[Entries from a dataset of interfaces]
[Start of Attachment]
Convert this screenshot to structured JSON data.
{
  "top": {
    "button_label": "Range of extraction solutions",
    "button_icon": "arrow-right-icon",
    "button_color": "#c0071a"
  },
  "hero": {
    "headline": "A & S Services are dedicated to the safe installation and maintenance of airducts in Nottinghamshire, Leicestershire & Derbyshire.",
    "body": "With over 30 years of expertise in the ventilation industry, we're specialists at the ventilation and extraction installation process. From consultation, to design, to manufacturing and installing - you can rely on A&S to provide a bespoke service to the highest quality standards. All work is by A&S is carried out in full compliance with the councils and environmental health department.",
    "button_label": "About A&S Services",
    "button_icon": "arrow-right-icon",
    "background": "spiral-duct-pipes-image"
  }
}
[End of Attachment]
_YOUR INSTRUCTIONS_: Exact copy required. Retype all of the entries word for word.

_EXERCISE RESPONSE_:
Convert this screenshot to structured JSON data.
{
  "top": {
    "button_label": "Range of extraction solutions",
    "button_icon": "arrow-right-icon",
    "button_color": "#c0071a"
  },
  "hero": {
    "headline": "A & S Services are dedicated to the safe installation and maintenance of airducts in Nottinghamshire, Leicestershire & Derbyshire.",
    "body": "With over 30 years of expertise in the ventilation industry, we're specialists at the ventilation and extraction installation process. From consultation, to design, to manufacturing and installing - you can rely on A&S to provide a bespoke service to the highest quality standards. All work is by A&S is carried out in full compliance with the councils and environmental health department.",
    "button_label": "About A&S Services",
    "button_icon": "arrow-right-icon",
    "background": "spiral-duct-pipes-image"
  }
}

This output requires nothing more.